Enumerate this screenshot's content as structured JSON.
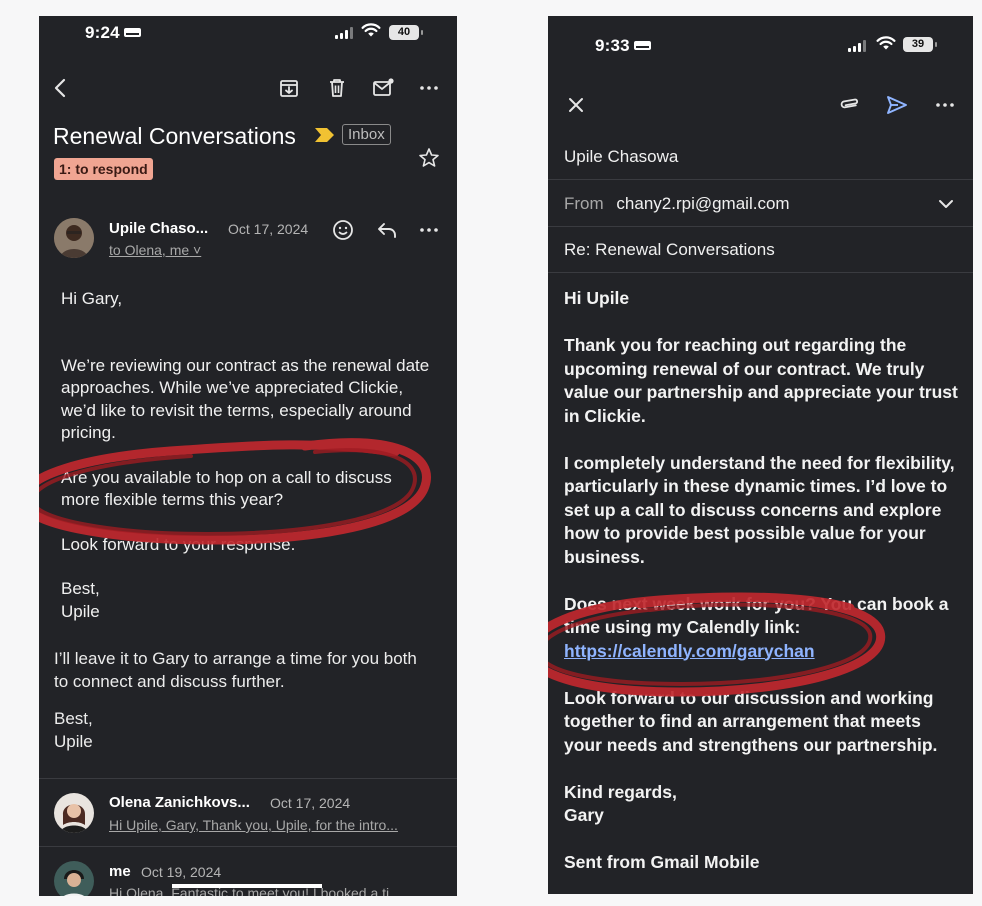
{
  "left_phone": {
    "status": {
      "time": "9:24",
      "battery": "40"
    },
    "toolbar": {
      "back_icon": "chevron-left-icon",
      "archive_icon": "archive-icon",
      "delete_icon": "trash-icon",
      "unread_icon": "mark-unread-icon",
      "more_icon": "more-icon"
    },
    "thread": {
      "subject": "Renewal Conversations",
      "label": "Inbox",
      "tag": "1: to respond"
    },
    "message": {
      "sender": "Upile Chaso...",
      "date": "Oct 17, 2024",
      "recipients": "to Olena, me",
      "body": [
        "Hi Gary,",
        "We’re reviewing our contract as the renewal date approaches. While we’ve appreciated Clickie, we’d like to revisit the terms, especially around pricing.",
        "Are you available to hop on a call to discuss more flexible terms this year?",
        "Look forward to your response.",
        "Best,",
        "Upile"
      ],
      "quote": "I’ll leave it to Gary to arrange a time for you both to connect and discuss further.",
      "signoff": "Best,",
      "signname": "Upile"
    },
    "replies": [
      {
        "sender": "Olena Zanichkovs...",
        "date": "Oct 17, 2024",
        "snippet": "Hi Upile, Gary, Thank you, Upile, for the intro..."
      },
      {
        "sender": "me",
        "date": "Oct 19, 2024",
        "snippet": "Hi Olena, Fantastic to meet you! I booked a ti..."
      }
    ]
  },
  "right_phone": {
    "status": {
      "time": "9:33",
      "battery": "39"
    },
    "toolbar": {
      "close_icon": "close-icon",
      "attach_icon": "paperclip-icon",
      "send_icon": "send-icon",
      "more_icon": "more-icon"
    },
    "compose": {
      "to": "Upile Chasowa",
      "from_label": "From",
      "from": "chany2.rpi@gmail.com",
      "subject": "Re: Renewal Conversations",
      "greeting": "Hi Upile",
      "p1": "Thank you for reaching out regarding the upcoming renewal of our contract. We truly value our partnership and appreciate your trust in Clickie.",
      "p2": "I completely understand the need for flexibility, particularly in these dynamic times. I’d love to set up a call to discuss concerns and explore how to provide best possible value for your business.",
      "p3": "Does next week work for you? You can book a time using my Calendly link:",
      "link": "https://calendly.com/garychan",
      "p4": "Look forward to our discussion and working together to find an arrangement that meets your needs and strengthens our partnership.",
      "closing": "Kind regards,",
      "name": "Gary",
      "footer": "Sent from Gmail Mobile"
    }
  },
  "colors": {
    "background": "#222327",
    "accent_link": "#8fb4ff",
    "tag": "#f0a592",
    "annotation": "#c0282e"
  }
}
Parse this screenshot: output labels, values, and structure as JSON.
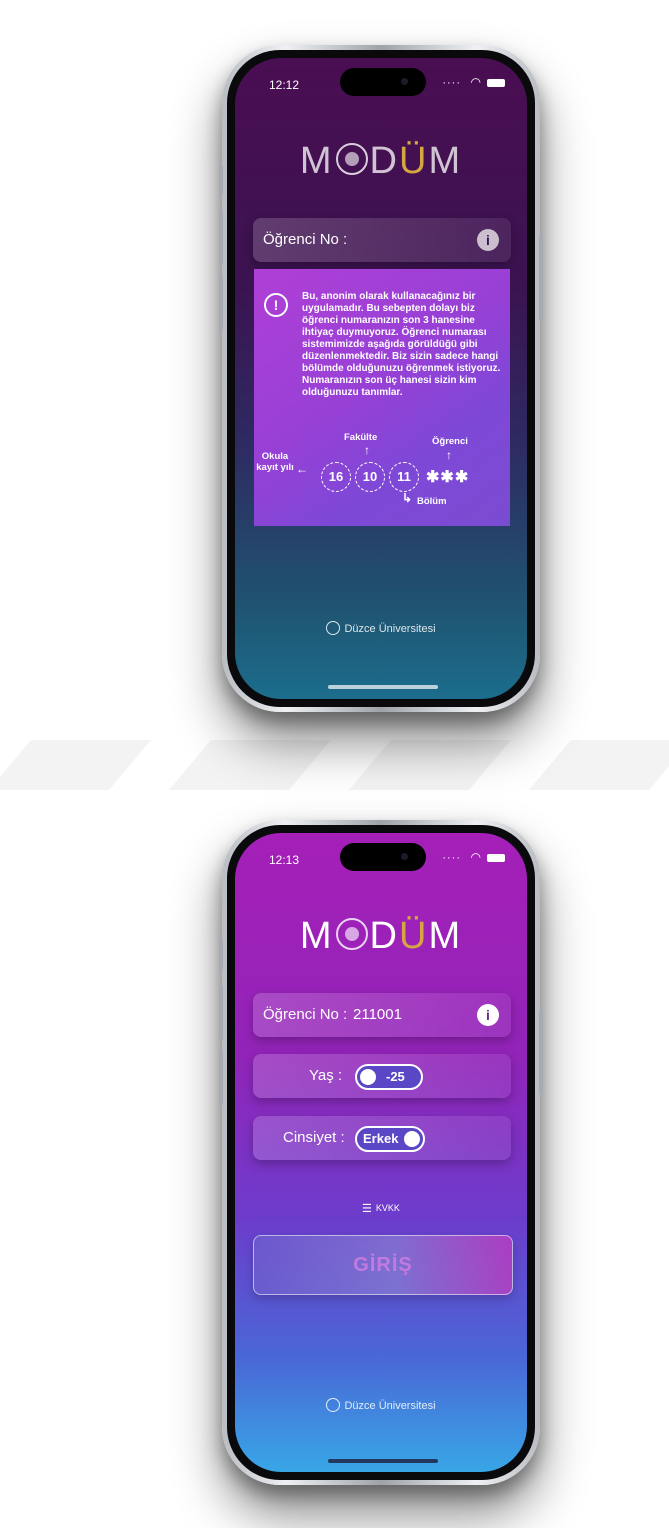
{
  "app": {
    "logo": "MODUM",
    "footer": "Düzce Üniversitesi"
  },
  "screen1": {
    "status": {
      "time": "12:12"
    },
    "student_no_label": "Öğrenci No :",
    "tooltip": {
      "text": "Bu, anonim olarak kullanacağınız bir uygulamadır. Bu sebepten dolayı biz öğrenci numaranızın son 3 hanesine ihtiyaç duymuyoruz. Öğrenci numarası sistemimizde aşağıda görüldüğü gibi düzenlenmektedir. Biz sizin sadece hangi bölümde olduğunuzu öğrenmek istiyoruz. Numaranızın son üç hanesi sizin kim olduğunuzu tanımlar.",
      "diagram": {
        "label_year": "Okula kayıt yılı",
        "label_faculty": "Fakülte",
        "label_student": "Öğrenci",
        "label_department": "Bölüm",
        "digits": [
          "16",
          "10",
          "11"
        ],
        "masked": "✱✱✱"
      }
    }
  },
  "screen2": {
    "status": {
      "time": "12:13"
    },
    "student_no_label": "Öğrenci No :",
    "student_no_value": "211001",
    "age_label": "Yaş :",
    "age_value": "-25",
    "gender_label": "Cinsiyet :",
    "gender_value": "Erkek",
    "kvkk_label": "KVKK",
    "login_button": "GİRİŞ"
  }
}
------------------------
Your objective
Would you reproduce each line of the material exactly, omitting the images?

Exercise answer
Enumerate this screenshot's content as structured JSON.
{
  "left_phone": {
    "status": {
      "time": "9:24",
      "battery": "40"
    },
    "toolbar": {
      "back_icon": "chevron-left-icon",
      "archive_icon": "archive-icon",
      "delete_icon": "trash-icon",
      "unread_icon": "mark-unread-icon",
      "more_icon": "more-icon"
    },
    "thread": {
      "subject": "Renewal Conversations",
      "label": "Inbox",
      "tag": "1: to respond"
    },
    "message": {
      "sender": "Upile Chaso...",
      "date": "Oct 17, 2024",
      "recipients": "to Olena, me",
      "body": [
        "Hi Gary,",
        "We’re reviewing our contract as the renewal date approaches. While we’ve appreciated Clickie, we’d like to revisit the terms, especially around pricing.",
        "Are you available to hop on a call to discuss more flexible terms this year?",
        "Look forward to your response.",
        "Best,",
        "Upile"
      ],
      "quote": "I’ll leave it to Gary to arrange a time for you both to connect and discuss further.",
      "signoff": "Best,",
      "signname": "Upile"
    },
    "replies": [
      {
        "sender": "Olena Zanichkovs...",
        "date": "Oct 17, 2024",
        "snippet": "Hi Upile, Gary, Thank you, Upile, for the intro..."
      },
      {
        "sender": "me",
        "date": "Oct 19, 2024",
        "snippet": "Hi Olena, Fantastic to meet you! I booked a ti..."
      }
    ]
  },
  "right_phone": {
    "status": {
      "time": "9:33",
      "battery": "39"
    },
    "toolbar": {
      "close_icon": "close-icon",
      "attach_icon": "paperclip-icon",
      "send_icon": "send-icon",
      "more_icon": "more-icon"
    },
    "compose": {
      "to": "Upile Chasowa",
      "from_label": "From",
      "from": "chany2.rpi@gmail.com",
      "subject": "Re: Renewal Conversations",
      "greeting": "Hi Upile",
      "p1": "Thank you for reaching out regarding the upcoming renewal of our contract. We truly value our partnership and appreciate your trust in Clickie.",
      "p2": "I completely understand the need for flexibility, particularly in these dynamic times. I’d love to set up a call to discuss concerns and explore how to provide best possible value for your business.",
      "p3": "Does next week work for you? You can book a time using my Calendly link:",
      "link": "https://calendly.com/garychan",
      "p4": "Look forward to our discussion and working together to find an arrangement that meets your needs and strengthens our partnership.",
      "closing": "Kind regards,",
      "name": "Gary",
      "footer": "Sent from Gmail Mobile"
    }
  },
  "colors": {
    "background": "#222327",
    "accent_link": "#8fb4ff",
    "tag": "#f0a592",
    "annotation": "#c0282e"
  }
}
Parse this screenshot: output labels, values, and structure as JSON.
{
  "app": {
    "logo": "MODUM",
    "footer": "Düzce Üniversitesi"
  },
  "screen1": {
    "status": {
      "time": "12:12"
    },
    "student_no_label": "Öğrenci No :",
    "tooltip": {
      "text": "Bu, anonim olarak kullanacağınız bir uygulamadır. Bu sebepten dolayı biz öğrenci numaranızın son 3 hanesine ihtiyaç duymuyoruz. Öğrenci numarası sistemimizde aşağıda görüldüğü gibi düzenlenmektedir. Biz sizin sadece hangi bölümde olduğunuzu öğrenmek istiyoruz. Numaranızın son üç hanesi sizin kim olduğunuzu tanımlar.",
      "diagram": {
        "label_year": "Okula kayıt yılı",
        "label_faculty": "Fakülte",
        "label_student": "Öğrenci",
        "label_department": "Bölüm",
        "digits": [
          "16",
          "10",
          "11"
        ],
        "masked": "✱✱✱"
      }
    }
  },
  "screen2": {
    "status": {
      "time": "12:13"
    },
    "student_no_label": "Öğrenci No :",
    "student_no_value": "211001",
    "age_label": "Yaş :",
    "age_value": "-25",
    "gender_label": "Cinsiyet :",
    "gender_value": "Erkek",
    "kvkk_label": "KVKK",
    "login_button": "GİRİŞ"
  }
}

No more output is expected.